(Component data from apps and pages)
· · · · · · ·
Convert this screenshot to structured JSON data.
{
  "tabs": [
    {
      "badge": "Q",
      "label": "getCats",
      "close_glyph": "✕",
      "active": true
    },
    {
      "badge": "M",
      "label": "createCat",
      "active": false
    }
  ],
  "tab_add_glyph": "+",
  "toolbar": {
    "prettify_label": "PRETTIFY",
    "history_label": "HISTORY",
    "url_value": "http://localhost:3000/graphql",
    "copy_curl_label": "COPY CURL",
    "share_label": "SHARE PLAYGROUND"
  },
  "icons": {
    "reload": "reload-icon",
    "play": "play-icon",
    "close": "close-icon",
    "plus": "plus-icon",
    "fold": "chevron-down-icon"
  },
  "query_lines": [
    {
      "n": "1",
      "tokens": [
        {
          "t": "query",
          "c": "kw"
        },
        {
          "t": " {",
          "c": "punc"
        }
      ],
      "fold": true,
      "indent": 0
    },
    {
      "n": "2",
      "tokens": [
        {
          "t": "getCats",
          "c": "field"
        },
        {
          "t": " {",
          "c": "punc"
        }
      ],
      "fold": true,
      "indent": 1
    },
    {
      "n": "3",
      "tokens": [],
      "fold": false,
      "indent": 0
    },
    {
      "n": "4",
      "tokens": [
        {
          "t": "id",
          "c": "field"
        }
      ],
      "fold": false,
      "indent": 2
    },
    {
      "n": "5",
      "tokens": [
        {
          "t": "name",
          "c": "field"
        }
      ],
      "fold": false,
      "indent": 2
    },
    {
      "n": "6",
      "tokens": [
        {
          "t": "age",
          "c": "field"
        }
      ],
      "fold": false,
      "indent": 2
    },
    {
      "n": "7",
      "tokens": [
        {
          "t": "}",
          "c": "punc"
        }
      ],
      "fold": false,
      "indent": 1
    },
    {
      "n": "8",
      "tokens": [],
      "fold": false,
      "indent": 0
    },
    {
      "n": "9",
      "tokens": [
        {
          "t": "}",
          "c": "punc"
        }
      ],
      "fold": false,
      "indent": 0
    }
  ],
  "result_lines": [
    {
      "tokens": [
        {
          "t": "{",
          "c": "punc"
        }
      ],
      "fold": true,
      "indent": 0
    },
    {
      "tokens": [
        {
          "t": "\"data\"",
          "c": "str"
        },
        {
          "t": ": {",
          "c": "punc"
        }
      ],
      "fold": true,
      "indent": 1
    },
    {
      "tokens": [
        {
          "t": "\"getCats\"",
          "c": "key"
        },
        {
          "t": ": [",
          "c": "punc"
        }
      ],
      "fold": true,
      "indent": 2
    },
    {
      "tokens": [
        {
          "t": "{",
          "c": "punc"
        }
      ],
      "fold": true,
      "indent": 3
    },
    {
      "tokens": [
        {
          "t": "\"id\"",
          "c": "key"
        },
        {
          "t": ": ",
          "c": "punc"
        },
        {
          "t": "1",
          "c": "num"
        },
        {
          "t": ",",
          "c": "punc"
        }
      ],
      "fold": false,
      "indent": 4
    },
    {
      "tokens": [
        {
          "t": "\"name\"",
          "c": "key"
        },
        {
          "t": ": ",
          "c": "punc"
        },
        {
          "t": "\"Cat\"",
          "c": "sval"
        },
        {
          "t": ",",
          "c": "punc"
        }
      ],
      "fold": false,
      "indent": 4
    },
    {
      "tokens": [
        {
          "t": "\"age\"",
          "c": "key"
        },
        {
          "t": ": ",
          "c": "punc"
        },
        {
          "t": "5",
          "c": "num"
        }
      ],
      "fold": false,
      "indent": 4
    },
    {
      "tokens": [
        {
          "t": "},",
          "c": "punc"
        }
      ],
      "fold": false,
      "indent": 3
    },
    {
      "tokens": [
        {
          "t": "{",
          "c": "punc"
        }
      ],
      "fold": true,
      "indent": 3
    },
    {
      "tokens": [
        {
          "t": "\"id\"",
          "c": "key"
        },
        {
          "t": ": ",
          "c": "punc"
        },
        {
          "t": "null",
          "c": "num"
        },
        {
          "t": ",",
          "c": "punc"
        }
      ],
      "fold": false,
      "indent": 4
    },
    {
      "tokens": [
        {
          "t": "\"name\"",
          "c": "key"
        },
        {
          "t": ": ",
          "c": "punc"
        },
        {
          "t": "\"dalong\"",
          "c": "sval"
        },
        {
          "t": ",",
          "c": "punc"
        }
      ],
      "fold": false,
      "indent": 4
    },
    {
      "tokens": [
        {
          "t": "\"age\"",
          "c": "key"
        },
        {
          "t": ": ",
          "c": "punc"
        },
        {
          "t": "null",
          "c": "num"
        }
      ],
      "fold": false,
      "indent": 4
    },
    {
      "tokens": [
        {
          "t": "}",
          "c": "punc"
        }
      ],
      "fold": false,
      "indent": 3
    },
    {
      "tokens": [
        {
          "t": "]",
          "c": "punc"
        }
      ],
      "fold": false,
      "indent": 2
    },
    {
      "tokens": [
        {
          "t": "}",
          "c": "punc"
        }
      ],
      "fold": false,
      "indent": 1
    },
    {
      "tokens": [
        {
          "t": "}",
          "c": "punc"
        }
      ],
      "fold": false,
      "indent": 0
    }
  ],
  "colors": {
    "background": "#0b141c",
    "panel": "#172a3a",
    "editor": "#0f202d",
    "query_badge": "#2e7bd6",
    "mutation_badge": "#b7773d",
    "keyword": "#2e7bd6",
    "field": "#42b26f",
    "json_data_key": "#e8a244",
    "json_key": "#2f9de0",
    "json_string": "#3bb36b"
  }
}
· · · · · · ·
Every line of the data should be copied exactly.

> Solution to this task
Convert this screenshot to structured JSON data.
{
  "tabs": [
    {
      "badge": "Q",
      "label": "getCats",
      "close_glyph": "✕",
      "active": true
    },
    {
      "badge": "M",
      "label": "createCat",
      "active": false
    }
  ],
  "tab_add_glyph": "+",
  "toolbar": {
    "prettify_label": "PRETTIFY",
    "history_label": "HISTORY",
    "url_value": "http://localhost:3000/graphql",
    "copy_curl_label": "COPY CURL",
    "share_label": "SHARE PLAYGROUND"
  },
  "icons": {
    "reload": "reload-icon",
    "play": "play-icon",
    "close": "close-icon",
    "plus": "plus-icon",
    "fold": "chevron-down-icon"
  },
  "query_lines": [
    {
      "n": "1",
      "tokens": [
        {
          "t": "query",
          "c": "kw"
        },
        {
          "t": " {",
          "c": "punc"
        }
      ],
      "fold": true,
      "indent": 0
    },
    {
      "n": "2",
      "tokens": [
        {
          "t": "getCats",
          "c": "field"
        },
        {
          "t": " {",
          "c": "punc"
        }
      ],
      "fold": true,
      "indent": 1
    },
    {
      "n": "3",
      "tokens": [],
      "fold": false,
      "indent": 0
    },
    {
      "n": "4",
      "tokens": [
        {
          "t": "id",
          "c": "field"
        }
      ],
      "fold": false,
      "indent": 2
    },
    {
      "n": "5",
      "tokens": [
        {
          "t": "name",
          "c": "field"
        }
      ],
      "fold": false,
      "indent": 2
    },
    {
      "n": "6",
      "tokens": [
        {
          "t": "age",
          "c": "field"
        }
      ],
      "fold": false,
      "indent": 2
    },
    {
      "n": "7",
      "tokens": [
        {
          "t": "}",
          "c": "punc"
        }
      ],
      "fold": false,
      "indent": 1
    },
    {
      "n": "8",
      "tokens": [],
      "fold": false,
      "indent": 0
    },
    {
      "n": "9",
      "tokens": [
        {
          "t": "}",
          "c": "punc"
        }
      ],
      "fold": false,
      "indent": 0
    }
  ],
  "result_lines": [
    {
      "tokens": [
        {
          "t": "{",
          "c": "punc"
        }
      ],
      "fold": true,
      "indent": 0
    },
    {
      "tokens": [
        {
          "t": "\"data\"",
          "c": "str"
        },
        {
          "t": ": {",
          "c": "punc"
        }
      ],
      "fold": true,
      "indent": 1
    },
    {
      "tokens": [
        {
          "t": "\"getCats\"",
          "c": "key"
        },
        {
          "t": ": [",
          "c": "punc"
        }
      ],
      "fold": true,
      "indent": 2
    },
    {
      "tokens": [
        {
          "t": "{",
          "c": "punc"
        }
      ],
      "fold": true,
      "indent": 3
    },
    {
      "tokens": [
        {
          "t": "\"id\"",
          "c": "key"
        },
        {
          "t": ": ",
          "c": "punc"
        },
        {
          "t": "1",
          "c": "num"
        },
        {
          "t": ",",
          "c": "punc"
        }
      ],
      "fold": false,
      "indent": 4
    },
    {
      "tokens": [
        {
          "t": "\"name\"",
          "c": "key"
        },
        {
          "t": ": ",
          "c": "punc"
        },
        {
          "t": "\"Cat\"",
          "c": "sval"
        },
        {
          "t": ",",
          "c": "punc"
        }
      ],
      "fold": false,
      "indent": 4
    },
    {
      "tokens": [
        {
          "t": "\"age\"",
          "c": "key"
        },
        {
          "t": ": ",
          "c": "punc"
        },
        {
          "t": "5",
          "c": "num"
        }
      ],
      "fold": false,
      "indent": 4
    },
    {
      "tokens": [
        {
          "t": "},",
          "c": "punc"
        }
      ],
      "fold": false,
      "indent": 3
    },
    {
      "tokens": [
        {
          "t": "{",
          "c": "punc"
        }
      ],
      "fold": true,
      "indent": 3
    },
    {
      "tokens": [
        {
          "t": "\"id\"",
          "c": "key"
        },
        {
          "t": ": ",
          "c": "punc"
        },
        {
          "t": "null",
          "c": "num"
        },
        {
          "t": ",",
          "c": "punc"
        }
      ],
      "fold": false,
      "indent": 4
    },
    {
      "tokens": [
        {
          "t": "\"name\"",
          "c": "key"
        },
        {
          "t": ": ",
          "c": "punc"
        },
        {
          "t": "\"dalong\"",
          "c": "sval"
        },
        {
          "t": ",",
          "c": "punc"
        }
      ],
      "fold": false,
      "indent": 4
    },
    {
      "tokens": [
        {
          "t": "\"age\"",
          "c": "key"
        },
        {
          "t": ": ",
          "c": "punc"
        },
        {
          "t": "null",
          "c": "num"
        }
      ],
      "fold": false,
      "indent": 4
    },
    {
      "tokens": [
        {
          "t": "}",
          "c": "punc"
        }
      ],
      "fold": false,
      "indent": 3
    },
    {
      "tokens": [
        {
          "t": "]",
          "c": "punc"
        }
      ],
      "fold": false,
      "indent": 2
    },
    {
      "tokens": [
        {
          "t": "}",
          "c": "punc"
        }
      ],
      "fold": false,
      "indent": 1
    },
    {
      "tokens": [
        {
          "t": "}",
          "c": "punc"
        }
      ],
      "fold": false,
      "indent": 0
    }
  ],
  "colors": {
    "background": "#0b141c",
    "panel": "#172a3a",
    "editor": "#0f202d",
    "query_badge": "#2e7bd6",
    "mutation_badge": "#b7773d",
    "keyword": "#2e7bd6",
    "field": "#42b26f",
    "json_data_key": "#e8a244",
    "json_key": "#2f9de0",
    "json_string": "#3bb36b"
  }
}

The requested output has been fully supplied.